Another interesting issue is who gets to control access to minority language education (in this case, French as a first language): the government or school board? If the right to access minority language education is interpreted narrowly, then the population of the minority language will not greatly increase thereby potentially threatening that culture. If, on the other hand, the right to access minority language education is interpreted too broadly, non-francophones (in this case) could have access to the school and, essentially, transform a French school into a French immersion program. This could also significantly impact on the survival of that culture.

There has also been much made of Québec’s intervention in the case. It takes the position of the narrow definition for the simple reason that if the broad definition is accepted outside Québec (i.e. more people can access French as a first language schools), then more non-anglophones can access English schools in Québec. In order to maintain the predominately French culture of Québec, governments have been reticent in allowing access to English schools. It’s legal position is that (1) school boards do not have a constitutional right to decide criteria for admission to schools of the minority language and (2) broadening the criteria for admission to minority language schools without (provincial/territorial) government consent would require a constitutional amendment of section 23 of the Charter of Rights and Freedoms.

It usually takes the Supreme Court of Canada about 7-10 months to deliver decisions, so the outcome should be known by fall.

Resources for parents of French immersion students

Learning another language can often be frustrating. Learning in another language is almost always so. But it is also immensely rewarding. At school, your child has access to knowledgeable teachers and other school staff to help when needed. You may also use a private tutor bridge any gaps to fully understanding the material.

A common problem for parents, though, is how to help your child with homework, or even just understanding things your child’s teacher writes. To help parents with this, FrancoZone offers courses specifically designed for parents of French immersion students. If interested, simply contact us.

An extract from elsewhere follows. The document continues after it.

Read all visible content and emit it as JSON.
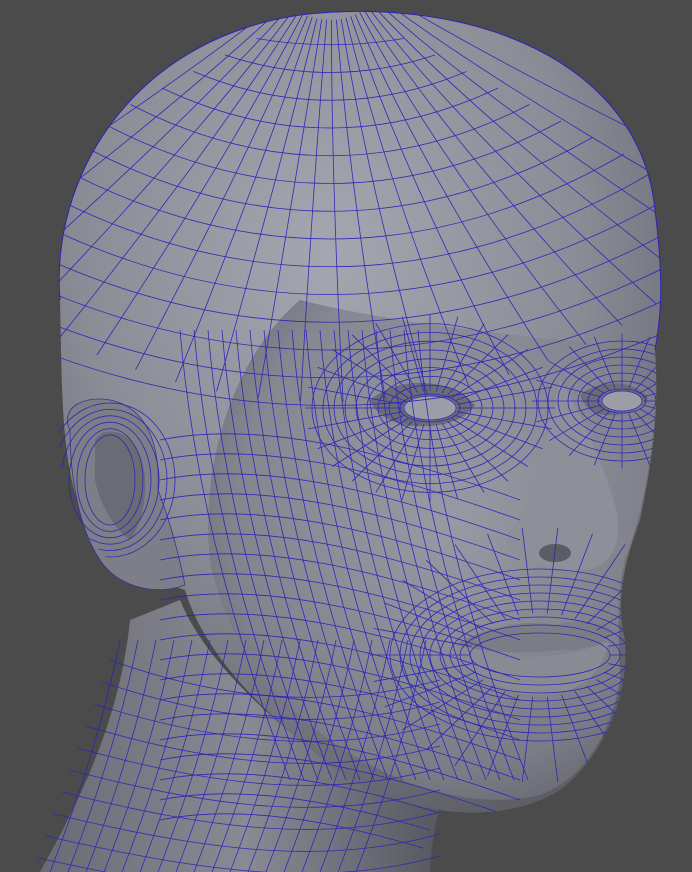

Below are some other helpful resources for parents:


  1. Canadian Parents for French: an excellent organization organized for and by parents with an interest in their children’s knowledge of French.
  2. University of Calgary’s Counseling Service for Parents of Bilingual Children: a good place for advise from experts from the University of Calgary.
  3. The Société de la petite enfance et de la famille du Sud de l’Alberta: offers educational programing in French. It is also a good place to meet other francophones/francophiles.
  4. The Centre de Ressources Francothèque: offers access to various media forms (DVDs, books, games, and even activities) all in French.

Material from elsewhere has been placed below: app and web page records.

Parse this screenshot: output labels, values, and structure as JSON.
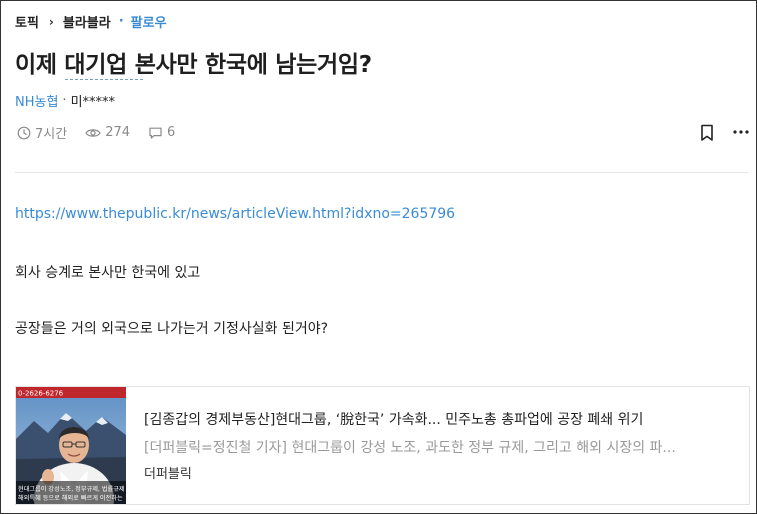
{
  "breadcrumb": {
    "topic": "토픽",
    "separator": "›",
    "board": "블라블라",
    "dot": "·",
    "follow": "팔로우"
  },
  "post": {
    "title": "이제 대기업 본사만 한국에 남는거임?",
    "company": "NH농협",
    "author_separator": "·",
    "author": "미*****",
    "time": "7시간",
    "views": "274",
    "comments": "6",
    "link": "https://www.thepublic.kr/news/articleView.html?idxno=265796",
    "paragraphs": [
      "회사 승계로 본사만 한국에 있고",
      "공장들은 거의 외국으로 나가는거 기정사실화 된거야?"
    ]
  },
  "link_card": {
    "title": "[김종갑의 경제부동산]현대그룹, ‘脫한국’ 가속화... 민주노총 총파업에 공장 폐쇄 위기",
    "description": "[더퍼블릭=정진철 기자] 현대그룹이 강성 노조, 과도한 정부 규제, 그리고 해외 시장의 파...",
    "source": "더퍼블릭",
    "thumbnail": {
      "banner_text": "0-2626-6276",
      "caption_lines": [
        "현대그룹이 강성노조, 정부규제, 법률규제",
        "해외특혜 등으로 해외로 빠르게 이전하는"
      ]
    }
  },
  "colors": {
    "accent": "#3a8bd6",
    "meta": "#8a8a8a",
    "text": "#222222"
  },
  "icons": {
    "time": "clock-icon",
    "views": "eye-icon",
    "comments": "comment-icon",
    "bookmark": "bookmark-icon",
    "more": "more-icon"
  }
}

Understanding the DELF Exam

In recent years, French Immersion programs around the country have been slowly but steadily adopting the Common European Framework of Reference for Languages: Learning, Teaching, Assessment (abbreviated as CEFR). As the name suggests, the framework was adopted in Europe where, because of their dense population and close proximity to different languages, the Europeans have a far stronger tradition in learning and teaching multiple languages.

The common framework has the benefit of streamlining language education across jurisdictions so that evaluations and credentials are widely recognized. The DELF exam (diplôme d’études en langue française) is the exam of the CEFR and is internationally recognized. It is therefore important to understand and, eventually, to take the exam. Although it is internationally recognized, it is not (yet) recognized by the government of Canada for language proficiency qualifications. The federal government uses its own test based classifies results into three categories: A, B or C.

The DELF exam is classified in the following levels: A1, A2, B1, B2 and, C1, C2 (A1 being the most beginner level and C2 the most advanced). The Calgary Board of Education offers the exam free of charge to enrolled students, whereas the Alliance Française offers the exam to the wider public for a fee. The importance of the exam is such that most universities in Canada offer it. For the University of Calgary, here is the information.